[What this task involves]:
Please retype each record exactly as it stands below.

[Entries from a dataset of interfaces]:
↓

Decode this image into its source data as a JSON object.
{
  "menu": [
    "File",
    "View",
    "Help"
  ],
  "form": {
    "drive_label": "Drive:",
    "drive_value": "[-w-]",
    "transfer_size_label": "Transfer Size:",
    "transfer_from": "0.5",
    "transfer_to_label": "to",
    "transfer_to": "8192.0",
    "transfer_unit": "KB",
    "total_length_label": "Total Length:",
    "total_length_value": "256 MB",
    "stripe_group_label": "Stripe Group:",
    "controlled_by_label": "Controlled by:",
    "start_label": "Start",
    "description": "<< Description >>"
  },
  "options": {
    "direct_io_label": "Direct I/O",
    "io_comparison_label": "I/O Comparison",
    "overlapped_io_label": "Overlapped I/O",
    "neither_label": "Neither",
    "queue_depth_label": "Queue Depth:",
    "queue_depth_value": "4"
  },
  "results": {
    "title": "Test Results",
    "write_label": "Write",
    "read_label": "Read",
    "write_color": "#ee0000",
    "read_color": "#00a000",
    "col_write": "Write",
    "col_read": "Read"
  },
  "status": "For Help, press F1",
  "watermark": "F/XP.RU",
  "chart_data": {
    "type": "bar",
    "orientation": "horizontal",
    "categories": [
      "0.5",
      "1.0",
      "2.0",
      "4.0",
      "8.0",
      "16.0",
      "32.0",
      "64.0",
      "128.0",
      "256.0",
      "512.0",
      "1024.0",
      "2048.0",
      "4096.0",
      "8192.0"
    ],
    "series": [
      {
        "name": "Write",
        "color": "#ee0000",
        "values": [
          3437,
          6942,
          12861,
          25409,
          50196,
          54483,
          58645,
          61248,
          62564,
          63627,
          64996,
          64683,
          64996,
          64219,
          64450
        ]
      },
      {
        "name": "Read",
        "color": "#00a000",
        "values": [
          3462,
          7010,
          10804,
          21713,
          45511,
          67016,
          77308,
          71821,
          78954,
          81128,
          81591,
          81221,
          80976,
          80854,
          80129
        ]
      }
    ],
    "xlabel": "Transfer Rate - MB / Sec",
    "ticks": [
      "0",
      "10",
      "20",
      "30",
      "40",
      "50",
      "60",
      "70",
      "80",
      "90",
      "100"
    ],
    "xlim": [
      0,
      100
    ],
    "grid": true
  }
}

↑

[Exercise solution]:
Decode this image into its source data as a JSON object.
{
  "menu": [
    "File",
    "View",
    "Help"
  ],
  "form": {
    "drive_label": "Drive:",
    "drive_value": "[-w-]",
    "transfer_size_label": "Transfer Size:",
    "transfer_from": "0.5",
    "transfer_to_label": "to",
    "transfer_to": "8192.0",
    "transfer_unit": "KB",
    "total_length_label": "Total Length:",
    "total_length_value": "256 MB",
    "stripe_group_label": "Stripe Group:",
    "controlled_by_label": "Controlled by:",
    "start_label": "Start",
    "description": "<< Description >>"
  },
  "options": {
    "direct_io_label": "Direct I/O",
    "io_comparison_label": "I/O Comparison",
    "overlapped_io_label": "Overlapped I/O",
    "neither_label": "Neither",
    "queue_depth_label": "Queue Depth:",
    "queue_depth_value": "4"
  },
  "results": {
    "title": "Test Results",
    "write_label": "Write",
    "read_label": "Read",
    "write_color": "#ee0000",
    "read_color": "#00a000",
    "col_write": "Write",
    "col_read": "Read"
  },
  "status": "For Help, press F1",
  "watermark": "F/XP.RU",
  "chart_data": {
    "type": "bar",
    "orientation": "horizontal",
    "categories": [
      "0.5",
      "1.0",
      "2.0",
      "4.0",
      "8.0",
      "16.0",
      "32.0",
      "64.0",
      "128.0",
      "256.0",
      "512.0",
      "1024.0",
      "2048.0",
      "4096.0",
      "8192.0"
    ],
    "series": [
      {
        "name": "Write",
        "color": "#ee0000",
        "values": [
          3437,
          6942,
          12861,
          25409,
          50196,
          54483,
          58645,
          61248,
          62564,
          63627,
          64996,
          64683,
          64996,
          64219,
          64450
        ]
      },
      {
        "name": "Read",
        "color": "#00a000",
        "values": [
          3462,
          7010,
          10804,
          21713,
          45511,
          67016,
          77308,
          71821,
          78954,
          81128,
          81591,
          81221,
          80976,
          80854,
          80129
        ]
      }
    ],
    "xlabel": "Transfer Rate - MB / Sec",
    "ticks": [
      "0",
      "10",
      "20",
      "30",
      "40",
      "50",
      "60",
      "70",
      "80",
      "90",
      "100"
    ],
    "xlim": [
      0,
      100
    ],
    "grid": true
  }
}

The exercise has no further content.